Material for this exercise -

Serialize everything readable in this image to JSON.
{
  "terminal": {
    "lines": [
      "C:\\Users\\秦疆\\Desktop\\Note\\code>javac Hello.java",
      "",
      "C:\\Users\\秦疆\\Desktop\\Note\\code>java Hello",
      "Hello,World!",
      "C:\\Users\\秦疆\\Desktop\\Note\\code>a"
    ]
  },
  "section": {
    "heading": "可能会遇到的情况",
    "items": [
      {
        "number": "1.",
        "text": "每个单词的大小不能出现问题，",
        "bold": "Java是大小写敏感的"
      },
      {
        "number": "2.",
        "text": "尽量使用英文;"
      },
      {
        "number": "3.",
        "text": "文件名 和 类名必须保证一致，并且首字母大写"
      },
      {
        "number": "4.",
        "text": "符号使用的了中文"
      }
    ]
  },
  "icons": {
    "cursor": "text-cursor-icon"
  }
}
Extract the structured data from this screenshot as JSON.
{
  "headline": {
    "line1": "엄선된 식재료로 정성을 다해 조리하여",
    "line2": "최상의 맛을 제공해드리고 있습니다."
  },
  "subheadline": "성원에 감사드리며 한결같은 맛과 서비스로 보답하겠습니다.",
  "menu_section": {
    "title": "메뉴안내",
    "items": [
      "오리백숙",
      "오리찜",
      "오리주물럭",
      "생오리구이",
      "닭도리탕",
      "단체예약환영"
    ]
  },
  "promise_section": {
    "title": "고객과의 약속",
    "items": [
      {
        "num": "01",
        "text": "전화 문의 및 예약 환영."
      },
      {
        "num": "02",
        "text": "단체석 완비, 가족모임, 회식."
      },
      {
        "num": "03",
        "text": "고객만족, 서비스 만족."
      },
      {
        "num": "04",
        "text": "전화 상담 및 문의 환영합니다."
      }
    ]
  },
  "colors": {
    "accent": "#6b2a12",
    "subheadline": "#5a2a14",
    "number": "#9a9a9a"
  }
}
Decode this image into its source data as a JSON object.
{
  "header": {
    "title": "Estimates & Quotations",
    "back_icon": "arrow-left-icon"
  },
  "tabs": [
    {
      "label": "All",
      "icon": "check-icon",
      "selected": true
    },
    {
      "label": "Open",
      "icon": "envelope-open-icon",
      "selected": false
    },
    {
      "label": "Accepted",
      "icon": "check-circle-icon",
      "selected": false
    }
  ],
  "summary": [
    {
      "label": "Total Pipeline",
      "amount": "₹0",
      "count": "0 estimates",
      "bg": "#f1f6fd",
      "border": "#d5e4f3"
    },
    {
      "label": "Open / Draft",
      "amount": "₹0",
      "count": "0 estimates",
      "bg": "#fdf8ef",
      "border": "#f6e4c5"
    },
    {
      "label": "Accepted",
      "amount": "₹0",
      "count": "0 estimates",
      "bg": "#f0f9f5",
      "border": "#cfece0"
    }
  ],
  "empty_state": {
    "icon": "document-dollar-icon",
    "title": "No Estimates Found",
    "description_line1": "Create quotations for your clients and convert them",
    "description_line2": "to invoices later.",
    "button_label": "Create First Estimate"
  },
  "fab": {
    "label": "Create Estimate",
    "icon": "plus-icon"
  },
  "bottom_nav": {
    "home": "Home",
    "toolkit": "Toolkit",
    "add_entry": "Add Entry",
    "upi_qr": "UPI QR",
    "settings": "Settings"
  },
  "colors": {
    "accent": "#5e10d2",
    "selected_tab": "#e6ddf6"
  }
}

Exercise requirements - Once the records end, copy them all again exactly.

Solution -
Serialize everything readable in this image to JSON.
{
  "terminal": {
    "lines": [
      "C:\\Users\\秦疆\\Desktop\\Note\\code>javac Hello.java",
      "",
      "C:\\Users\\秦疆\\Desktop\\Note\\code>java Hello",
      "Hello,World!",
      "C:\\Users\\秦疆\\Desktop\\Note\\code>a"
    ]
  },
  "section": {
    "heading": "可能会遇到的情况",
    "items": [
      {
        "number": "1.",
        "text": "每个单词的大小不能出现问题，",
        "bold": "Java是大小写敏感的"
      },
      {
        "number": "2.",
        "text": "尽量使用英文;"
      },
      {
        "number": "3.",
        "text": "文件名 和 类名必须保证一致，并且首字母大写"
      },
      {
        "number": "4.",
        "text": "符号使用的了中文"
      }
    ]
  },
  "icons": {
    "cursor": "text-cursor-icon"
  }
}
Extract the structured data from this screenshot as JSON.
{
  "headline": {
    "line1": "엄선된 식재료로 정성을 다해 조리하여",
    "line2": "최상의 맛을 제공해드리고 있습니다."
  },
  "subheadline": "성원에 감사드리며 한결같은 맛과 서비스로 보답하겠습니다.",
  "menu_section": {
    "title": "메뉴안내",
    "items": [
      "오리백숙",
      "오리찜",
      "오리주물럭",
      "생오리구이",
      "닭도리탕",
      "단체예약환영"
    ]
  },
  "promise_section": {
    "title": "고객과의 약속",
    "items": [
      {
        "num": "01",
        "text": "전화 문의 및 예약 환영."
      },
      {
        "num": "02",
        "text": "단체석 완비, 가족모임, 회식."
      },
      {
        "num": "03",
        "text": "고객만족, 서비스 만족."
      },
      {
        "num": "04",
        "text": "전화 상담 및 문의 환영합니다."
      }
    ]
  },
  "colors": {
    "accent": "#6b2a12",
    "subheadline": "#5a2a14",
    "number": "#9a9a9a"
  }
}
Decode this image into its source data as a JSON object.
{
  "header": {
    "title": "Estimates & Quotations",
    "back_icon": "arrow-left-icon"
  },
  "tabs": [
    {
      "label": "All",
      "icon": "check-icon",
      "selected": true
    },
    {
      "label": "Open",
      "icon": "envelope-open-icon",
      "selected": false
    },
    {
      "label": "Accepted",
      "icon": "check-circle-icon",
      "selected": false
    }
  ],
  "summary": [
    {
      "label": "Total Pipeline",
      "amount": "₹0",
      "count": "0 estimates",
      "bg": "#f1f6fd",
      "border": "#d5e4f3"
    },
    {
      "label": "Open / Draft",
      "amount": "₹0",
      "count": "0 estimates",
      "bg": "#fdf8ef",
      "border": "#f6e4c5"
    },
    {
      "label": "Accepted",
      "amount": "₹0",
      "count": "0 estimates",
      "bg": "#f0f9f5",
      "border": "#cfece0"
    }
  ],
  "empty_state": {
    "icon": "document-dollar-icon",
    "title": "No Estimates Found",
    "description_line1": "Create quotations for your clients and convert them",
    "description_line2": "to invoices later.",
    "button_label": "Create First Estimate"
  },
  "fab": {
    "label": "Create Estimate",
    "icon": "plus-icon"
  },
  "bottom_nav": {
    "home": "Home",
    "toolkit": "Toolkit",
    "add_entry": "Add Entry",
    "upi_qr": "UPI QR",
    "settings": "Settings"
  },
  "colors": {
    "accent": "#5e10d2",
    "selected_tab": "#e6ddf6"
  }
}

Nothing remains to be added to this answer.